Throughout the offseason, A.J. Pollock probably didn’t think he had much of a chance of making the Opening Day roster with the Arizona Diamondbacks. Although Arizona traded Justin Upton, free agent Cody Ross took his spot in the outfield. Adam Eaton also seemed ready to make the full-time jump to the big leagues.
But injuries to Ross and Eaton opened up a slot for Pollock to play on a regular basis. One of the top prospects within the organization, Pollock has risen quickly through the Arizona minor league system and made his major league debut last season. He wasn’t fantastic, but he got the job done. Now, he has to prove that he’s worthy of staying in the big leagues once the two outfielders get healthy.
There aren’t many stars that play for the Colorado Rockies, but Josh Rutledge could certainly be added to that short list depending on how he plays this season. Rutledge had been so impressive in the minor leagues that Colorado promoted him to the Rockies after just around 200 games on the farm.
Last season, Rutledge hit .274/.306/.469 with eight home runs and 37 RBI in 73 games. For a rookie with limited time, those numbers aren’t bad at all and they definitely show the type of potential he has. Playing a full season, Rutledge could put together a solid batting line with around 15-20 home runs.
If he could only work on his defense, he could quickly become one of the better second basemen in baseball.
The Los Angeles Dodgers have gone all out over the last nine months or so, stockpiling as much talent as possible through trades, free agency and international signings. While the Dodgers added an ace in Zack Greinke, they also picked up one of the best left-handers on the open market, Hyun-Jin Ryu.
Ryu had pitched very well internationally and captured the attention of many big league general mangers. The Dodgers won the bidding for him and managed to sign him before the deadline passed.
Although he didn’t look very good in spring training, he’s put together a couple of solid starts to begin his rookie season. No one knows what he’s truly capable of yet, but so far, he looks like he could eventually be the third ace in the Los Angeles starting rotation.
The San Diego Padres may have one of the top up-and-coming players on their hands in Jedd Gyorko. Coming into the season, Gyorko was one of the top prospects in the organization and seemed ready to make the big league team.
After spring training, injuries to Chase Headley and Logan Forsythe created an opportunity with the starting second baseman role on the Opening Day roster.
It shouldn’t have surprised anyone. In 92 Triple-A games last season, Gyorko was a mammoth, hitting .328/.380/.588 with 24 home runs and 83 RBI. He just absolutely destroyed minor league pitching and the Padres felt comfortable giving him the opportunity to hit major league pitching in 2013.
Although it’s still very early, he has plenty of potential and could be in the running for NL Rookie of the Year later in the season.
The San Francisco Giants already have a bunch of star players, so it’s tough to pinpoint one that isn’t really one yet. It appears that while Brandon Crawford is a very solid option at shortstop, he could absolutely improve and become one of the best in the game.
Crawford has just two years of major league experience, but has already made a big difference with the Giants.

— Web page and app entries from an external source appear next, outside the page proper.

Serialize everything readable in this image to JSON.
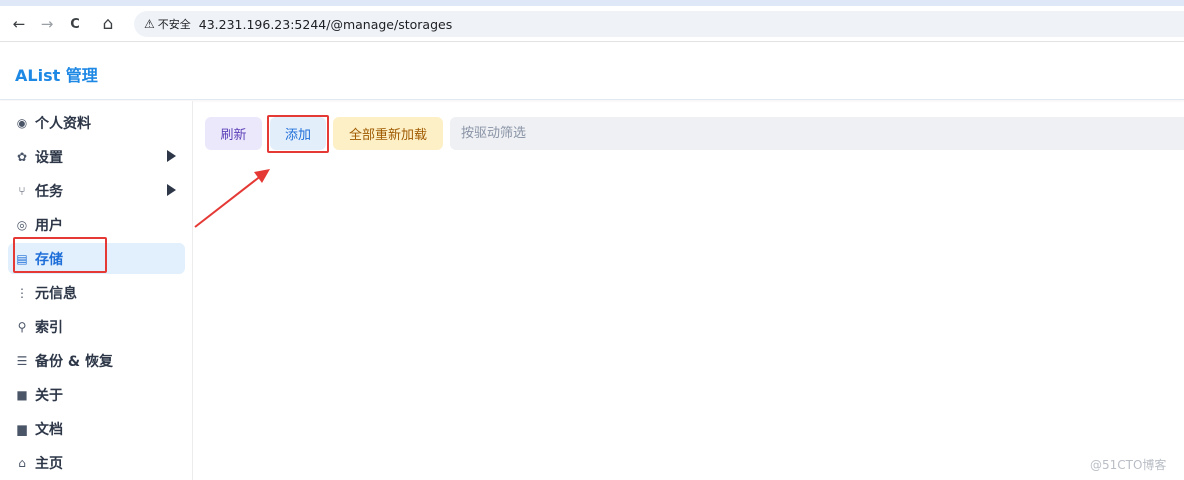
{
  "browser": {
    "back_icon": "←",
    "forward_icon": "→",
    "reload_icon": "C",
    "home_icon": "⌂",
    "security_icon": "⚠",
    "security_label": "不安全",
    "url": "43.231.196.23:5244/@manage/storages"
  },
  "app": {
    "title": "AList 管理"
  },
  "sidebar": {
    "items": [
      {
        "label": "个人资料",
        "icon": "fingerprint-icon",
        "glyph": "◉"
      },
      {
        "label": "设置",
        "icon": "gear-icon",
        "glyph": "✿"
      },
      {
        "label": "任务",
        "icon": "workflow-icon",
        "glyph": "⑂"
      },
      {
        "label": "用户",
        "icon": "user-circle-icon",
        "glyph": "◎"
      },
      {
        "label": "存储",
        "icon": "database-icon",
        "glyph": "▤"
      },
      {
        "label": "元信息",
        "icon": "meta-icon",
        "glyph": "⋮"
      },
      {
        "label": "索引",
        "icon": "search-icon",
        "glyph": "⚲"
      },
      {
        "label": "备份 & 恢复",
        "icon": "database-stack-icon",
        "glyph": "☰"
      },
      {
        "label": "关于",
        "icon": "copy-icon",
        "glyph": "■"
      },
      {
        "label": "文档",
        "icon": "book-icon",
        "glyph": "▆"
      },
      {
        "label": "主页",
        "icon": "home-icon",
        "glyph": "⌂"
      }
    ],
    "active": "存储"
  },
  "toolbar": {
    "refresh_label": "刷新",
    "add_label": "添加",
    "reload_all_label": "全部重新加载",
    "filter_placeholder": "按驱动筛选"
  },
  "colors": {
    "brand": "#1e88e5",
    "annotation": "#e53935"
  },
  "watermark": "@51CTO博客"
}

He’s very good defensive shortstop, but his offensive game needs some work. He’s a career .236/.299/.338 hitter that doesn’t have much power or much speed. If he could get on base more often in 2013, either through getting hits or increasing his walk rate, Crawford would be on the track to stardom.